them. You will no longor pay contributions to the treasury like slaves'; but you will, as formerly, pay to the State taxes requested and not commanded. You will no longer suffer yourselves to be dragged to serve in every war; but like your forefathers you will be ready to rise in the defence of your country, when attacked: you will not take justice from courts, which are lost in empty forms and sophistry; you will henceforth prove it before judge and jury. Merit will stand on a level with rank and trade, speech and thought will be free as the air you breathe. In short, you will not blindly submit to overy arbitrary mandate; but only to laws, to which you have previously assented. These are your undeniable rights, Dot favors to be dealt out at pleasure, and which ought least of all to be deferred at a time like the present.

1 But do not sully your good cause by crimes, for you will thereby only favor your enemies. If Heaven destroyed the giant, who swallowed up the revolution, what is there yet in the present age that can resist your cause? Let fools vainly struggle ; when they think they have advanced very far, they will find themselves lower than from whence they set out. Anthority is founded on justice, and no one can forsake her unrévenged. All the armies in the world cannot destroy a mathematical truth, still less'a moral universal law. God only assists the righteous, and violence though supported by poiver, will sooner or later be caught in its own snares.

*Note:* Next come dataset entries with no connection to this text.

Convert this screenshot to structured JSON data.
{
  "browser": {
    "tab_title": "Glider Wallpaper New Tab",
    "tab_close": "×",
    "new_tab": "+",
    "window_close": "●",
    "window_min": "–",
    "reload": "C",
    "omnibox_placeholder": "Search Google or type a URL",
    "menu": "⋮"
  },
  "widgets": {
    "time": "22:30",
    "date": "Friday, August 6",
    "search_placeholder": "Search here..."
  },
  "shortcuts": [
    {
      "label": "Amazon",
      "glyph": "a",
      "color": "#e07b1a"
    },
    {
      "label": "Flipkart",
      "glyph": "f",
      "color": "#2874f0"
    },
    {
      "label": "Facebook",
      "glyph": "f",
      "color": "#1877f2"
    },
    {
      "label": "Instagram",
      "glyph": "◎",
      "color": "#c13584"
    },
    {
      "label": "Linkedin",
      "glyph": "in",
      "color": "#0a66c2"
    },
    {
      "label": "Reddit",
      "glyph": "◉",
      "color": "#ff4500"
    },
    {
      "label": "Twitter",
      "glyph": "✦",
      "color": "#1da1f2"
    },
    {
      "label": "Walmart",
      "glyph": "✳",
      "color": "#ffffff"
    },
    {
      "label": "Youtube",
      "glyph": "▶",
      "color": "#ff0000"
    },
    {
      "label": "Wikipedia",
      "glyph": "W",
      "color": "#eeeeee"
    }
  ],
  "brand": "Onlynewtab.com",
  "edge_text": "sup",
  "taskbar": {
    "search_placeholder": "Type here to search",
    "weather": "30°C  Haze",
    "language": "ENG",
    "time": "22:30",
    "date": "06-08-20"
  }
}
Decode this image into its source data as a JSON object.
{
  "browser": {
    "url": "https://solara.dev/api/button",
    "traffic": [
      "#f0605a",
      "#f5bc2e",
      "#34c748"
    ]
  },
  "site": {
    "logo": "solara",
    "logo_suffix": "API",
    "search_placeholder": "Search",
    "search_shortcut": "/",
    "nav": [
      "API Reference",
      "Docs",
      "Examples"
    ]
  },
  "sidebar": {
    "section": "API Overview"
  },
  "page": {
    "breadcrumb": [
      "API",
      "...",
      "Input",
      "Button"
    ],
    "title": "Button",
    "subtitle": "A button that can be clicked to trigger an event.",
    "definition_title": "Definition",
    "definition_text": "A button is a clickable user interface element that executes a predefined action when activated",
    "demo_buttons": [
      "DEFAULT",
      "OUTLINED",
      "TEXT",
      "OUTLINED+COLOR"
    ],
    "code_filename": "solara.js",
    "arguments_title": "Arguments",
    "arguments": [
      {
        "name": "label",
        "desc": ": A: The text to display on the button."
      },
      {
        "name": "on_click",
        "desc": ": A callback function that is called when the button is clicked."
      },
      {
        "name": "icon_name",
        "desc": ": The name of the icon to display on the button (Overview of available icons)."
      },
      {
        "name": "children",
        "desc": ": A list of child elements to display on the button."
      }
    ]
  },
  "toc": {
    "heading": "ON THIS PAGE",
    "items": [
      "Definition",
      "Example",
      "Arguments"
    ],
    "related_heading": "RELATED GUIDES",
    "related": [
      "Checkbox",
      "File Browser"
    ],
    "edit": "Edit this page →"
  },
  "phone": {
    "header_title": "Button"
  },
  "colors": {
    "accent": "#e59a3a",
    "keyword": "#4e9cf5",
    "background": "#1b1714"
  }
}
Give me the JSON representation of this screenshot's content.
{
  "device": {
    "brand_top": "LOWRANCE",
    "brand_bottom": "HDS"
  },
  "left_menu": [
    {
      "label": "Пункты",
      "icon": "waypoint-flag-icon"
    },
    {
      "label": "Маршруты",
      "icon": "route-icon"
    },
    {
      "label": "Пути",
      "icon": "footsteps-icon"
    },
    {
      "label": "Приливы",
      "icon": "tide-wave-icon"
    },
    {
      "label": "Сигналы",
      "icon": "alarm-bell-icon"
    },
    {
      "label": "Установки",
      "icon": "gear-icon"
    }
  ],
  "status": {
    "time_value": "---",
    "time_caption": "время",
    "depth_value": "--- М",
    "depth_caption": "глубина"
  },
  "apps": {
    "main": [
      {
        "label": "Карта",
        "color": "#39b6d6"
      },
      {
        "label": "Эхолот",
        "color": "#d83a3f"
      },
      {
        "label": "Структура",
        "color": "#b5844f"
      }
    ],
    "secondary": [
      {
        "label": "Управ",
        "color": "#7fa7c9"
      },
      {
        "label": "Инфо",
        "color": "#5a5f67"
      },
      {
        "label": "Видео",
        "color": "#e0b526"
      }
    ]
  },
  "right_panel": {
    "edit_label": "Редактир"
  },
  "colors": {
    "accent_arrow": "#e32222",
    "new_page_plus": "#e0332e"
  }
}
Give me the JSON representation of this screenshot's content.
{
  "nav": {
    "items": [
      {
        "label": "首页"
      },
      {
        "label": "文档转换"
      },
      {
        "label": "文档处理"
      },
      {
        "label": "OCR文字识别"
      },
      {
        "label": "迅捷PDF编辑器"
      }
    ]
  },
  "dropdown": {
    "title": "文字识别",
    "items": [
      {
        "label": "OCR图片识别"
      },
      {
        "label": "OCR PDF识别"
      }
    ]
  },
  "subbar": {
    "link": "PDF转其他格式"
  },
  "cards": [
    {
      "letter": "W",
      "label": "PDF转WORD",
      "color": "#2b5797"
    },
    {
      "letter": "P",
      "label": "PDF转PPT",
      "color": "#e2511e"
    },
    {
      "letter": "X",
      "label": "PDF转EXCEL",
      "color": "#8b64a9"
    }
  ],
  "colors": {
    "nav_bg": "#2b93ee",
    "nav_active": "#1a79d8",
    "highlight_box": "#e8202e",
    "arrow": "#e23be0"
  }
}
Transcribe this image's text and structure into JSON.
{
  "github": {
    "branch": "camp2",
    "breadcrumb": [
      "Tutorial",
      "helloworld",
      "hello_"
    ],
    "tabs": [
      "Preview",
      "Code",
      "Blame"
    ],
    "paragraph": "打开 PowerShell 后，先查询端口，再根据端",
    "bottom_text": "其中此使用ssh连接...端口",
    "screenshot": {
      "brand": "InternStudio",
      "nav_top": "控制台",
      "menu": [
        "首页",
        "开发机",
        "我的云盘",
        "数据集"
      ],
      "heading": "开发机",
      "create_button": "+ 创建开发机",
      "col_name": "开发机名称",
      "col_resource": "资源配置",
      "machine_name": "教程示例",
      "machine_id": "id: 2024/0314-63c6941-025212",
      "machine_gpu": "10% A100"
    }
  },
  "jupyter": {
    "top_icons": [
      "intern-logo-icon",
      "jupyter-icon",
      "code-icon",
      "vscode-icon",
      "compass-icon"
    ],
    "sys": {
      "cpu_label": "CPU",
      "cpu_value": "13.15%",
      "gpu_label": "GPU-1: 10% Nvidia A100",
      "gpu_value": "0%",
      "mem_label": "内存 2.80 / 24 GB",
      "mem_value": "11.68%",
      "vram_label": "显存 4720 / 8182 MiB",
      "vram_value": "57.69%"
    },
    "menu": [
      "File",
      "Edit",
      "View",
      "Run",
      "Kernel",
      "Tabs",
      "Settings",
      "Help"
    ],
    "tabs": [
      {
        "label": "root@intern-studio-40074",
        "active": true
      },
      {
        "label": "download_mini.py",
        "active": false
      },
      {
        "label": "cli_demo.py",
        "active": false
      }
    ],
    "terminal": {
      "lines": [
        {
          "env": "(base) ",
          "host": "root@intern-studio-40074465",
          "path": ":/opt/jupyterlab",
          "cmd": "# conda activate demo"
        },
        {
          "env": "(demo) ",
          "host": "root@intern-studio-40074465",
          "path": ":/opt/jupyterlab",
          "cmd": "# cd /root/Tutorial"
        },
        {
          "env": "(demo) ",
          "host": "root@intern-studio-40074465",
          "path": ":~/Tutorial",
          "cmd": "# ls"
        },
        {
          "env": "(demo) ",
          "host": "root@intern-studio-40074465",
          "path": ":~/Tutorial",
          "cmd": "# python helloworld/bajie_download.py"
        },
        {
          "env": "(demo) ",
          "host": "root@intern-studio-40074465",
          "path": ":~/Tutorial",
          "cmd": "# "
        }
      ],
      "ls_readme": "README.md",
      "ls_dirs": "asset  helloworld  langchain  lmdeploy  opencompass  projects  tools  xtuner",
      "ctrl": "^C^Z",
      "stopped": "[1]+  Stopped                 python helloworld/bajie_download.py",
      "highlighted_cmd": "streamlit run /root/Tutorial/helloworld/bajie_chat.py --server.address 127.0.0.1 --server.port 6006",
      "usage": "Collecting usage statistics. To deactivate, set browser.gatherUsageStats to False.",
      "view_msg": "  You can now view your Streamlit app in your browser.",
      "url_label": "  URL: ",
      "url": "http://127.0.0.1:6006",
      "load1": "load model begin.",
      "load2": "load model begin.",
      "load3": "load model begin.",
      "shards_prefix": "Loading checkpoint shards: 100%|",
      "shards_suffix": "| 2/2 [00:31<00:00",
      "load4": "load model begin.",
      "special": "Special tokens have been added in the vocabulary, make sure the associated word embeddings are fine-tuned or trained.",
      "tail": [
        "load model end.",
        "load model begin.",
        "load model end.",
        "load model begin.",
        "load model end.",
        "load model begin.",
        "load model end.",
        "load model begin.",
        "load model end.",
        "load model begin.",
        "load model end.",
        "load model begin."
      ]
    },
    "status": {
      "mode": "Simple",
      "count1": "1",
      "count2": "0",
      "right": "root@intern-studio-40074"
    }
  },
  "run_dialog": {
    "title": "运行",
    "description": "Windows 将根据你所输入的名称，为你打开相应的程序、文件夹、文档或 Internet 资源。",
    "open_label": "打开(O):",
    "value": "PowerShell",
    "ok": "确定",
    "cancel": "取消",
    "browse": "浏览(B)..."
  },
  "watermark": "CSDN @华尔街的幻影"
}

But it is not the dead law upon paper which can be asserted; whatever proceeds from the heart will remain victorious in life. Therefore the more despotism takes upon itself, the closer must all unite; if all direct the light of their eyes to one point, it will produce, as in a lens, a flame which nothing can resist. not desist from asking what is your due; return constantly to the charge; but at the same time do not take a single step which you can be obliged to retrace. Thus detending your cause courageously, you cannot fail to be successful. But at the same time, do not forget tol use moderation, while you take your own rights, let all others have theirs. Your great objeet must be to render your age better than the past; for without public virtue constitutions are of no valne, Had we possessed virtue, liberty would not have been lost; but the mere desire of seeing it re-established, ddes not prove that you are worthy of possessing it. The great and but too well-founded defence tof all wronys comunitted by governments is that the age refuses to obey, and yet knows hot hot to be free; the reins of government must not flutter in the wind. Whoever will have every thing to himself, and allow nothing to others,

« ПредыдущаяПродолжить »